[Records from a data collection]
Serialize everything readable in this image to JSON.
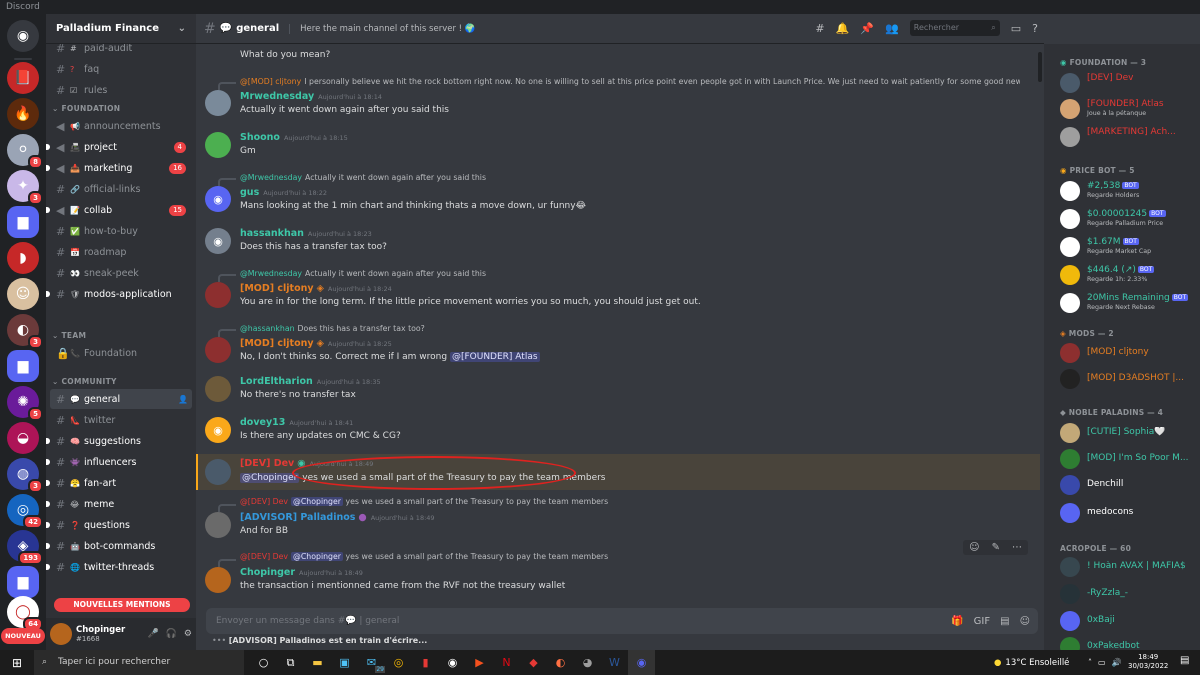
{
  "window_title": "Discord",
  "server": {
    "name": "Palladium Finance"
  },
  "rail": {
    "badges": [
      "8",
      "3",
      "3",
      "5",
      "3",
      "42",
      "193",
      "64"
    ],
    "new_label": "NOUVEAU"
  },
  "channels": {
    "top": [
      {
        "name": "paid-audit",
        "icon": "#"
      },
      {
        "name": "faq",
        "icon": "?"
      },
      {
        "name": "rules",
        "icon": "☑"
      }
    ],
    "cat_foundation": "FOUNDATION",
    "foundation": [
      {
        "name": "announcements",
        "icon": "📢",
        "badge": ""
      },
      {
        "name": "project",
        "icon": "📠",
        "badge": "4"
      },
      {
        "name": "marketing",
        "icon": "📥",
        "badge": "16"
      },
      {
        "name": "official-links",
        "icon": "🔗",
        "badge": ""
      },
      {
        "name": "collab",
        "icon": "📝",
        "badge": "15"
      },
      {
        "name": "how-to-buy",
        "icon": "✅",
        "badge": ""
      },
      {
        "name": "roadmap",
        "icon": "📅",
        "badge": ""
      },
      {
        "name": "sneak-peek",
        "icon": "👀",
        "badge": ""
      },
      {
        "name": "modos-application",
        "icon": "🛡",
        "badge": ""
      }
    ],
    "cat_team": "TEAM",
    "team": [
      {
        "name": "Foundation",
        "icon": "📞"
      }
    ],
    "cat_community": "COMMUNITY",
    "community": [
      {
        "name": "general",
        "icon": "💬"
      },
      {
        "name": "twitter",
        "icon": "👠"
      },
      {
        "name": "suggestions",
        "icon": "🧠"
      },
      {
        "name": "influencers",
        "icon": "👾"
      },
      {
        "name": "fan-art",
        "icon": "😤"
      },
      {
        "name": "meme",
        "icon": "😂"
      },
      {
        "name": "questions",
        "icon": "❓"
      },
      {
        "name": "bot-commands",
        "icon": "🤖"
      },
      {
        "name": "twitter-threads",
        "icon": "🌐"
      }
    ],
    "new_mentions": "NOUVELLES MENTIONS"
  },
  "user": {
    "name": "Chopinger",
    "tag": "#1668"
  },
  "header": {
    "channel": "general",
    "topic": "Here the main channel of this server ! 🌍",
    "search_placeholder": "Rechercher"
  },
  "messages": [
    {
      "author": "",
      "time": "",
      "text": "What do you mean?"
    },
    {
      "reply_author": "@[MOD] cljtony",
      "reply_text": "I personally believe we hit the rock bottom right now. No one is willing to sell at this price point even people got in with Launch Price. We just need to wait patiently for some good news and ...",
      "author": "Mrwednesday",
      "time": "Aujourd'hui à 18:14",
      "text": "Actually it went down again after you said this"
    },
    {
      "author": "Shoono",
      "time": "Aujourd'hui à 18:15",
      "text": "Gm"
    },
    {
      "reply_author": "@Mrwednesday",
      "reply_text": "Actually it went down again after you said this",
      "author": "gus",
      "time": "Aujourd'hui à 18:22",
      "text": "Mans looking at the 1 min chart and thinking thats a move down, ur funny😂"
    },
    {
      "author": "hassankhan",
      "time": "Aujourd'hui à 18:23",
      "text": "Does this has a transfer tax too?"
    },
    {
      "reply_author": "@Mrwednesday",
      "reply_text": "Actually it went down again after you said this",
      "author": "[MOD] cljtony",
      "time": "Aujourd'hui à 18:24",
      "text": "You are in for the long term. If the little price movement worries you so much, you should just get out."
    },
    {
      "reply_author": "@hassankhan",
      "reply_text": "Does this has a transfer tax too?",
      "author": "[MOD] cljtony",
      "time": "Aujourd'hui à 18:25",
      "text": "No, I don't thinks so. Correct me if I am wrong",
      "mention": "@[FOUNDER] Atlas"
    },
    {
      "author": "LordEltharion",
      "time": "Aujourd'hui à 18:35",
      "text": "No there's no transfer tax"
    },
    {
      "author": "dovey13",
      "time": "Aujourd'hui à 18:41",
      "text": "Is there any updates on CMC & CG?"
    },
    {
      "author": "[DEV] Dev",
      "time": "Aujourd'hui à 18:49",
      "mention": "@Chopinger",
      "text": "yes we used a small part of the Treasury to pay the team members"
    },
    {
      "reply_author": "@[DEV] Dev",
      "reply_mention": "@Chopinger",
      "reply_text": "yes we used a small part of the Treasury to pay the team members",
      "author": "[ADVISOR] Palladinos",
      "time": "Aujourd'hui à 18:49",
      "text": "And for BB"
    },
    {
      "reply_author": "@[DEV] Dev",
      "reply_mention": "@Chopinger",
      "reply_text": "yes we used a small part of the Treasury to pay the team members",
      "author": "Chopinger",
      "time": "Aujourd'hui à 18:49",
      "text": "the transaction i mentionned came from the RVF not the treasury wallet"
    }
  ],
  "composer": {
    "placeholder": "Envoyer un message dans #💬 | general"
  },
  "typing": "[ADVISOR] Palladinos est en train d'écrire...",
  "members": {
    "foundation": {
      "title": "FOUNDATION — 3",
      "items": [
        {
          "name": "[DEV] Dev",
          "status": ""
        },
        {
          "name": "[FOUNDER] Atlas",
          "status": "Joue à la pétanque"
        },
        {
          "name": "[MARKETING] Ach...",
          "status": ""
        }
      ]
    },
    "pricebot": {
      "title": "PRICE BOT — 5",
      "items": [
        {
          "name": "#2,538",
          "status": "Regarde Holders"
        },
        {
          "name": "$0.00001245",
          "status": "Regarde Palladium Price"
        },
        {
          "name": "$1.67M",
          "status": "Regarde Market Cap"
        },
        {
          "name": "$446.4 (↗)",
          "status": "Regarde 1h: 2.33%"
        },
        {
          "name": "20Mins Remaining",
          "status": "Regarde Next Rebase"
        }
      ],
      "bot_label": "BOT"
    },
    "mods": {
      "title": "MODS — 2",
      "items": [
        {
          "name": "[MOD] cljtony",
          "status": ""
        },
        {
          "name": "[MOD] D3ADSHOT |...",
          "status": ""
        }
      ]
    },
    "noble": {
      "title": "NOBLE PALADINS — 4",
      "items": [
        {
          "name": "[CUTIE] Sophia🤍",
          "status": ""
        },
        {
          "name": "[MOD] I'm So Poor M...",
          "status": ""
        },
        {
          "name": "Denchill",
          "status": ""
        },
        {
          "name": "medocons",
          "status": ""
        }
      ]
    },
    "acropole": {
      "title": "ACROPOLE — 60",
      "items": [
        {
          "name": "! Hoàn AVAX | MAFIA$",
          "status": ""
        },
        {
          "name": "-RyZzla_-",
          "status": ""
        },
        {
          "name": "0xBaji",
          "status": ""
        },
        {
          "name": "0xPakedbot",
          "status": ""
        }
      ]
    }
  },
  "taskbar": {
    "search": "Taper ici pour rechercher",
    "weather": "13°C  Ensoleillé",
    "time": "18:49",
    "date": "30/03/2022",
    "mail_badge": "29"
  },
  "colors": {
    "accent": "#5865f2",
    "mention_red": "#ed4245",
    "dev_color": "#e53935",
    "mod_color": "#e67e22",
    "advisor_color": "#3498db",
    "highlight": "#faa81a"
  }
}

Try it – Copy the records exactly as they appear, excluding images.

Exercise output –
Serialize everything readable in this image to JSON.
{
  "window_title": "Discord",
  "server": {
    "name": "Palladium Finance"
  },
  "rail": {
    "badges": [
      "8",
      "3",
      "3",
      "5",
      "3",
      "42",
      "193",
      "64"
    ],
    "new_label": "NOUVEAU"
  },
  "channels": {
    "top": [
      {
        "name": "paid-audit",
        "icon": "#"
      },
      {
        "name": "faq",
        "icon": "?"
      },
      {
        "name": "rules",
        "icon": "☑"
      }
    ],
    "cat_foundation": "FOUNDATION",
    "foundation": [
      {
        "name": "announcements",
        "icon": "📢",
        "badge": ""
      },
      {
        "name": "project",
        "icon": "📠",
        "badge": "4"
      },
      {
        "name": "marketing",
        "icon": "📥",
        "badge": "16"
      },
      {
        "name": "official-links",
        "icon": "🔗",
        "badge": ""
      },
      {
        "name": "collab",
        "icon": "📝",
        "badge": "15"
      },
      {
        "name": "how-to-buy",
        "icon": "✅",
        "badge": ""
      },
      {
        "name": "roadmap",
        "icon": "📅",
        "badge": ""
      },
      {
        "name": "sneak-peek",
        "icon": "👀",
        "badge": ""
      },
      {
        "name": "modos-application",
        "icon": "🛡",
        "badge": ""
      }
    ],
    "cat_team": "TEAM",
    "team": [
      {
        "name": "Foundation",
        "icon": "📞"
      }
    ],
    "cat_community": "COMMUNITY",
    "community": [
      {
        "name": "general",
        "icon": "💬"
      },
      {
        "name": "twitter",
        "icon": "👠"
      },
      {
        "name": "suggestions",
        "icon": "🧠"
      },
      {
        "name": "influencers",
        "icon": "👾"
      },
      {
        "name": "fan-art",
        "icon": "😤"
      },
      {
        "name": "meme",
        "icon": "😂"
      },
      {
        "name": "questions",
        "icon": "❓"
      },
      {
        "name": "bot-commands",
        "icon": "🤖"
      },
      {
        "name": "twitter-threads",
        "icon": "🌐"
      }
    ],
    "new_mentions": "NOUVELLES MENTIONS"
  },
  "user": {
    "name": "Chopinger",
    "tag": "#1668"
  },
  "header": {
    "channel": "general",
    "topic": "Here the main channel of this server ! 🌍",
    "search_placeholder": "Rechercher"
  },
  "messages": [
    {
      "author": "",
      "time": "",
      "text": "What do you mean?"
    },
    {
      "reply_author": "@[MOD] cljtony",
      "reply_text": "I personally believe we hit the rock bottom right now. No one is willing to sell at this price point even people got in with Launch Price. We just need to wait patiently for some good news and ...",
      "author": "Mrwednesday",
      "time": "Aujourd'hui à 18:14",
      "text": "Actually it went down again after you said this"
    },
    {
      "author": "Shoono",
      "time": "Aujourd'hui à 18:15",
      "text": "Gm"
    },
    {
      "reply_author": "@Mrwednesday",
      "reply_text": "Actually it went down again after you said this",
      "author": "gus",
      "time": "Aujourd'hui à 18:22",
      "text": "Mans looking at the 1 min chart and thinking thats a move down, ur funny😂"
    },
    {
      "author": "hassankhan",
      "time": "Aujourd'hui à 18:23",
      "text": "Does this has a transfer tax too?"
    },
    {
      "reply_author": "@Mrwednesday",
      "reply_text": "Actually it went down again after you said this",
      "author": "[MOD] cljtony",
      "time": "Aujourd'hui à 18:24",
      "text": "You are in for the long term. If the little price movement worries you so much, you should just get out."
    },
    {
      "reply_author": "@hassankhan",
      "reply_text": "Does this has a transfer tax too?",
      "author": "[MOD] cljtony",
      "time": "Aujourd'hui à 18:25",
      "text": "No, I don't thinks so. Correct me if I am wrong",
      "mention": "@[FOUNDER] Atlas"
    },
    {
      "author": "LordEltharion",
      "time": "Aujourd'hui à 18:35",
      "text": "No there's no transfer tax"
    },
    {
      "author": "dovey13",
      "time": "Aujourd'hui à 18:41",
      "text": "Is there any updates on CMC & CG?"
    },
    {
      "author": "[DEV] Dev",
      "time": "Aujourd'hui à 18:49",
      "mention": "@Chopinger",
      "text": "yes we used a small part of the Treasury to pay the team members"
    },
    {
      "reply_author": "@[DEV] Dev",
      "reply_mention": "@Chopinger",
      "reply_text": "yes we used a small part of the Treasury to pay the team members",
      "author": "[ADVISOR] Palladinos",
      "time": "Aujourd'hui à 18:49",
      "text": "And for BB"
    },
    {
      "reply_author": "@[DEV] Dev",
      "reply_mention": "@Chopinger",
      "reply_text": "yes we used a small part of the Treasury to pay the team members",
      "author": "Chopinger",
      "time": "Aujourd'hui à 18:49",
      "text": "the transaction i mentionned came from the RVF not the treasury wallet"
    }
  ],
  "composer": {
    "placeholder": "Envoyer un message dans #💬 | general"
  },
  "typing": "[ADVISOR] Palladinos est en train d'écrire...",
  "members": {
    "foundation": {
      "title": "FOUNDATION — 3",
      "items": [
        {
          "name": "[DEV] Dev",
          "status": ""
        },
        {
          "name": "[FOUNDER] Atlas",
          "status": "Joue à la pétanque"
        },
        {
          "name": "[MARKETING] Ach...",
          "status": ""
        }
      ]
    },
    "pricebot": {
      "title": "PRICE BOT — 5",
      "items": [
        {
          "name": "#2,538",
          "status": "Regarde Holders"
        },
        {
          "name": "$0.00001245",
          "status": "Regarde Palladium Price"
        },
        {
          "name": "$1.67M",
          "status": "Regarde Market Cap"
        },
        {
          "name": "$446.4 (↗)",
          "status": "Regarde 1h: 2.33%"
        },
        {
          "name": "20Mins Remaining",
          "status": "Regarde Next Rebase"
        }
      ],
      "bot_label": "BOT"
    },
    "mods": {
      "title": "MODS — 2",
      "items": [
        {
          "name": "[MOD] cljtony",
          "status": ""
        },
        {
          "name": "[MOD] D3ADSHOT |...",
          "status": ""
        }
      ]
    },
    "noble": {
      "title": "NOBLE PALADINS — 4",
      "items": [
        {
          "name": "[CUTIE] Sophia🤍",
          "status": ""
        },
        {
          "name": "[MOD] I'm So Poor M...",
          "status": ""
        },
        {
          "name": "Denchill",
          "status": ""
        },
        {
          "name": "medocons",
          "status": ""
        }
      ]
    },
    "acropole": {
      "title": "ACROPOLE — 60",
      "items": [
        {
          "name": "! Hoàn AVAX | MAFIA$",
          "status": ""
        },
        {
          "name": "-RyZzla_-",
          "status": ""
        },
        {
          "name": "0xBaji",
          "status": ""
        },
        {
          "name": "0xPakedbot",
          "status": ""
        }
      ]
    }
  },
  "taskbar": {
    "search": "Taper ici pour rechercher",
    "weather": "13°C  Ensoleillé",
    "time": "18:49",
    "date": "30/03/2022",
    "mail_badge": "29"
  },
  "colors": {
    "accent": "#5865f2",
    "mention_red": "#ed4245",
    "dev_color": "#e53935",
    "mod_color": "#e67e22",
    "advisor_color": "#3498db",
    "highlight": "#faa81a"
  }
}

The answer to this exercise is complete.